TASK: Set down the records exactly as they stand, except for any pictures, which you should omit.

________________________________________

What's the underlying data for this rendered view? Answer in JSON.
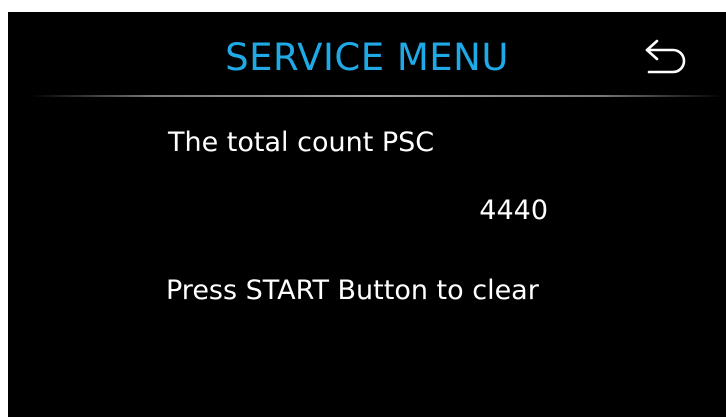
{
  "header": {
    "title": "SERVICE MENU",
    "back_icon": "back-arrow-icon",
    "accent_color": "#1fa9e6"
  },
  "content": {
    "label": "The total count PSC",
    "count": "4440",
    "instruction": "Press START Button to clear"
  }
}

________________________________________

THE ANSWER:
What's the underlying data for this rendered view? Answer in JSON.
{
  "header": {
    "title": "SERVICE MENU",
    "back_icon": "back-arrow-icon",
    "accent_color": "#1fa9e6"
  },
  "content": {
    "label": "The total count PSC",
    "count": "4440",
    "instruction": "Press START Button to clear"
  }
}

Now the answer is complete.